One Virginia woman had a walnut-shaped Christmas ornament on her tree this past holiday season: a praying mantis egg sac!
Molly Kreuze of Springfield, VA told the media the insects hatched from a brown egg-shaped sac that was hidden beneath the tree’s branches. “They were crawling on the walls, crawling on the ceilings. Just king of moving,” proclaimed Kreuze.
This isn’t the first time real tree owners has seen walnut-sized masses that resemble pine cones appear on their Christmas trees. In 2017, one Facebook user posted a photo of a “walnut-shaped egg mass” and wrote that her tree had two eggs on it that year. She urged any one who had eggs on their tree to take them outside before they hatch.
According to the Pennsylvania Department of Agriculture, Bureau of Plant Industry, praying mantises begin to eat one another if they can’t find food. If they are left on your tree, numerous tiny mantids swarm over the tree in search of their next meal.

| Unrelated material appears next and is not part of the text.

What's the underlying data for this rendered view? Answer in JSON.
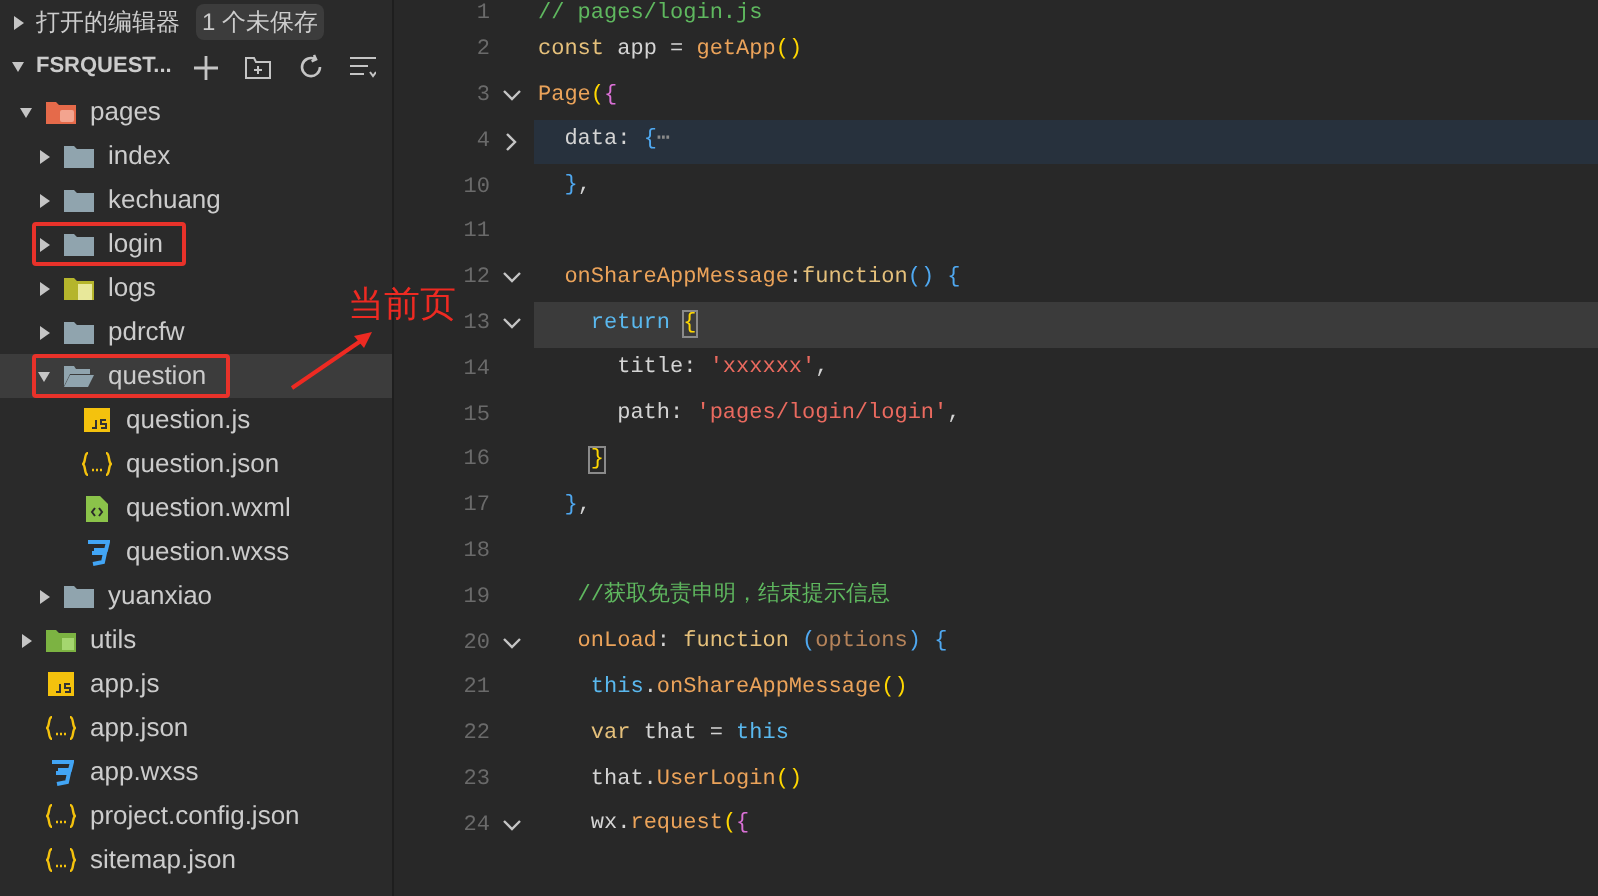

Each sac has about 100 praying mantis eggs inside them and hatch due to the warmth of the indoors.
Next year if you’re purchasing a real tree, double check for light tan, walnut sized, frothy sac masses before taking your tree indoors. If you find one, cut it out of tree and place it somewhere it can hatch safely.